Andrea Alexander, Aaron De Smet and Leigh Weiss* say decision-making amid uncertainty is not easy, but these five principles can help leaders make smart decisions quickly to guide their organisations.
Making good, fast decisions is challenging under the best of circumstances. But during a crisis of uncertainty, organisations often face a potentially paralyzing volume of unfamiliar, high-stakes decisions.
The typical approach–postponing these “big-bet” decisions to wait for more information–will be far too slow to keep up. In fact, waiting to decide is a decision in itself.
To ensure quick, bold decision-making during uncertain times, follow these five principles.
Take a breath
Pause and take a breath, literally.
According to research by Vincent P. Ferrera, Jack Grinband and Tobias Teichert, the simple act of pausing, even for as little as 50 to 100 milliseconds, allows the brain to focus on the most relevant information.
In a crisis, it may seem counterintuitive to take a moment to step back, take stock, anticipate and prioritize, but it’s essential.
This can help avoid knee-jerk reactions that lead to poor outcomes.
Involve more people
Amid uncertainty, leaders often feel an urge to limit authority to those at the top, with a small team making the big decisions behind closed doors.
Reject the hierarchical model of normal times.
Involve more stakeholders and encourage different views and debate by taking the following steps:
o Clarify the decisions to be made
o Identify a small number of decision makers
o Identify who should have a voice, including relevant stakeholders and experts, and those who will implement decisions
o Create a forum for rapid debate to take place. Be clear that everyone has a voice but not a vote
Once decisions are made, quickly pivot and speak to those executing the decisions to clarify the actions to be taken, timelines, accountabilities, and answer any questions about what comes next.
Make the critical small choices
Some decisions that seem small or routine at first can have large, long-term, strategic implications.
They can be hard to spot, but leaders must look for them.
Take these steps to make critical small choices:
o Anticipate multiple possible scenarios for how things might unfold over time
o Make a list of 5-10 choices or actions that handling today might make a difference later
o Engage others to help identify the small decisions or actions you should address now, in case they become the difference makers down the road.
Set up a nerve center
When making a high-stakes decision, it’s important to focus attention on the issue at hand. That means focusing on strategic, rather than tactical, decisions.
A strategic decision comes with a high degree of uncertainty, a large likelihood that things will change, difficulty in assessing costs and benefits, and a result of several simultaneous outcomes.

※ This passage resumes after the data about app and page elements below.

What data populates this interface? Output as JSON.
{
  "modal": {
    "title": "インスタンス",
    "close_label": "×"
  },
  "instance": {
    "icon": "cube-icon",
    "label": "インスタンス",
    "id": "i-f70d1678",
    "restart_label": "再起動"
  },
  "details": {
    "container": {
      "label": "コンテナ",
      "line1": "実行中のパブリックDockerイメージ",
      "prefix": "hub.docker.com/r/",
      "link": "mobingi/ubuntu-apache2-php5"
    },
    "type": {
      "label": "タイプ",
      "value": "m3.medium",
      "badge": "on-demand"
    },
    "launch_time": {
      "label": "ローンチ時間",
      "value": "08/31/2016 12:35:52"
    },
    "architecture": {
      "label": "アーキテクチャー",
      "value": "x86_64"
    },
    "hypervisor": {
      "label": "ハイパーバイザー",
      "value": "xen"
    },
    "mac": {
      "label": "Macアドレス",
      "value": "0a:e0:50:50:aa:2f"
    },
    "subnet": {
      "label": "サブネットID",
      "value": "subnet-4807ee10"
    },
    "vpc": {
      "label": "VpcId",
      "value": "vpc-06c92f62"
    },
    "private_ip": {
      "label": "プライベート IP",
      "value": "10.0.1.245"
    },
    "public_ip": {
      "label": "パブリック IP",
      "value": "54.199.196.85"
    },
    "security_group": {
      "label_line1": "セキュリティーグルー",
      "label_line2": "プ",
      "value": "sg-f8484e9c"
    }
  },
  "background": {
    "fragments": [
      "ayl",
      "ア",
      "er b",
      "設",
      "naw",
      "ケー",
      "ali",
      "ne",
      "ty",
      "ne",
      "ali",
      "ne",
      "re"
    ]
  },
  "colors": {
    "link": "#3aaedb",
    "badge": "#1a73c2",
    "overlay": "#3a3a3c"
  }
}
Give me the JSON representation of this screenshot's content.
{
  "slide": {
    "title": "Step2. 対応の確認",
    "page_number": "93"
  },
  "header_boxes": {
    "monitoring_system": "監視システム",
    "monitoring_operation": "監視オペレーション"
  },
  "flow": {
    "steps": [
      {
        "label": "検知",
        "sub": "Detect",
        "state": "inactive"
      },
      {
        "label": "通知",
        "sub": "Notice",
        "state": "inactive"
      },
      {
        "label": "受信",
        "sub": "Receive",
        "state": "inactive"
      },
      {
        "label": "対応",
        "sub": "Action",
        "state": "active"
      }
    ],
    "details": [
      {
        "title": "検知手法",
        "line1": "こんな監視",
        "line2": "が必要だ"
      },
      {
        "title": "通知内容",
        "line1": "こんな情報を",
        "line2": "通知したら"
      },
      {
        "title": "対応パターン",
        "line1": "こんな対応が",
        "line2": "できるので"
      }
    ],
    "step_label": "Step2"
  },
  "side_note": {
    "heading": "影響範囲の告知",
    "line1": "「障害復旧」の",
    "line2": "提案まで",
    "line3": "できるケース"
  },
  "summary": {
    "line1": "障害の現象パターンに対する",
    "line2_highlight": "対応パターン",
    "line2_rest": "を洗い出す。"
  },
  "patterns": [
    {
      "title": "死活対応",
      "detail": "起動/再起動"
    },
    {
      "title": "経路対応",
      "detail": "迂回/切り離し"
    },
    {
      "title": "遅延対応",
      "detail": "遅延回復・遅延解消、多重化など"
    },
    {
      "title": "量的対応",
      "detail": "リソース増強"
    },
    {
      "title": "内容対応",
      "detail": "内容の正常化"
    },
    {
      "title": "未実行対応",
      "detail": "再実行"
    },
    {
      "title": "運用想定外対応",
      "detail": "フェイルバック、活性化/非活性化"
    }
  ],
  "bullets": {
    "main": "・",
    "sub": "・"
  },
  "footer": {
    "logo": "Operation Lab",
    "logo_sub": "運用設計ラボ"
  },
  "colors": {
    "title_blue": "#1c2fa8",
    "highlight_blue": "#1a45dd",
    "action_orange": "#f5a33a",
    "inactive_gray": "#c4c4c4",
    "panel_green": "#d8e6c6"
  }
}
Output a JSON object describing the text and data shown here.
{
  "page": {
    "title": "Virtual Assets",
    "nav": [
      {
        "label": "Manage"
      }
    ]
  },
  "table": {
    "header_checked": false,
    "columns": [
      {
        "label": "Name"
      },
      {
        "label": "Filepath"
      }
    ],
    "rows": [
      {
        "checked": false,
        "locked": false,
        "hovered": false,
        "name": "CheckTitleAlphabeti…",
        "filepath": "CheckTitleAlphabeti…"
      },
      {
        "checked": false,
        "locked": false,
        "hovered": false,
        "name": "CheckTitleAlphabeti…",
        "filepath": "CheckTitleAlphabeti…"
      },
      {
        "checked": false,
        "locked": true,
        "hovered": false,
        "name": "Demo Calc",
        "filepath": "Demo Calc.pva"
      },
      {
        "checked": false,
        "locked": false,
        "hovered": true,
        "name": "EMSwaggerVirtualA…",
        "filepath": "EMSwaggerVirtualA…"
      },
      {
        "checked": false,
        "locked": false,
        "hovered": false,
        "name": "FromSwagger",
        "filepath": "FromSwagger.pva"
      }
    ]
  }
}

A tactical decision comes with a clear objective, a low degree of uncertainty, and relatively clear costs and benefits.
Tactical decisions are often better left to those on the edges of an organisation who can act effectively without raising issues to higher levels.
Ensure that the right people make tactical decisions by setting up a nerve center: a network of cross-functional teams with clear mandates, connected by a central team that keeps everyone coordinated, ensures collaboration and transparency, and sees that decision-making occurs thoughtfully and quickly.
Empower leaders with judgment and character
When empowering other leaders, don’t just pick the usual suspects to lead the response.
Identify people who have done as many of the three following things as possible to increase the likelihood of success in times of uncertainty:
o Lived through a crisis and shown their mettle and personal resilience
o Made a tough, unpopular decision because it was the right thing to do
o Willingly given bad news up the chain of command to leaders who didn’t want to hear it
Decision-making amid uncertainty is not easy, but these five principles can help leaders make smart decisions quickly to guide their organisations through crisis.
*Andrea Alexander is a writer at McKinsey; Aaron De Smet delivers growth, innovation, and organisational agility at McKinsey; and Leigh Weiss is a writer at McKinsey
This article first appeared at mckinsey.com.